▶ _Required work_
Among the records, which lines include "icon"? List them.

▶ _Input material_

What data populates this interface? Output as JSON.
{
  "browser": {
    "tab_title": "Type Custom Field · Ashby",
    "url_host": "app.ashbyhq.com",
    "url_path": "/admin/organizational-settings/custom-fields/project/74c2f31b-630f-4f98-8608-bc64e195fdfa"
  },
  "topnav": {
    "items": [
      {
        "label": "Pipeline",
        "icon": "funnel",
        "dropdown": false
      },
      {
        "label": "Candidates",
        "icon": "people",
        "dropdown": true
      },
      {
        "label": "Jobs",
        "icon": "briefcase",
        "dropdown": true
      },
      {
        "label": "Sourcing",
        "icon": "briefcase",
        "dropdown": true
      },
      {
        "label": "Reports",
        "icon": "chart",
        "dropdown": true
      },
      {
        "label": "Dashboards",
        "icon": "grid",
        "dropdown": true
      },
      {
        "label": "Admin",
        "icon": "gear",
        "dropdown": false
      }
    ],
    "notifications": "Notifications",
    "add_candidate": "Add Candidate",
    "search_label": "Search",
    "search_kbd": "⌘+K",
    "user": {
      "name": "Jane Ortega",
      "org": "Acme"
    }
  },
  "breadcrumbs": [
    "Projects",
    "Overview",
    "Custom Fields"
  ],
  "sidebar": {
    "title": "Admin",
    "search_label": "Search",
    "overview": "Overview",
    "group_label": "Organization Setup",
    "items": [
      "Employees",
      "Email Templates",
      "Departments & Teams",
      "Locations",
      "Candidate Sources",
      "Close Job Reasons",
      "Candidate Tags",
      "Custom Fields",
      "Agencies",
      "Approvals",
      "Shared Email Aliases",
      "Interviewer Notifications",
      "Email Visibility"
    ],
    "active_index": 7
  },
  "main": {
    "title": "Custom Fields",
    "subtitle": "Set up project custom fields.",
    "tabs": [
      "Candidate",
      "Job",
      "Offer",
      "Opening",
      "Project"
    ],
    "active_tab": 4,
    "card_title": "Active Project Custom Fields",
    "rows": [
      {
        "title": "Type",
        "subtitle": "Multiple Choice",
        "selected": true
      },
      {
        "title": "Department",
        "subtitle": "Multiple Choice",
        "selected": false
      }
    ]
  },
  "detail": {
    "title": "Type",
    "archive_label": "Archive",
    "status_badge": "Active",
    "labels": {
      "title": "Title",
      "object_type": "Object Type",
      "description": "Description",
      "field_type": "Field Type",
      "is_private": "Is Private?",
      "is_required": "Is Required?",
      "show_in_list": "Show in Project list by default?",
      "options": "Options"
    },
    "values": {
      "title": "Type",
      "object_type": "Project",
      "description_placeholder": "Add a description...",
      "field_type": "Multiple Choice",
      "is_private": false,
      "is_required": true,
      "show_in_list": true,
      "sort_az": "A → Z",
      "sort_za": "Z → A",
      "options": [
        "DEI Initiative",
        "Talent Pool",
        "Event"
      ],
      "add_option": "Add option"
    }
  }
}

▶ _Exercise answer_
        "icon": "funnel",
        "icon": "people",
        "icon": "briefcase",
        "icon": "briefcase",
        "icon": "chart",
        "icon": "grid",
        "icon": "gear",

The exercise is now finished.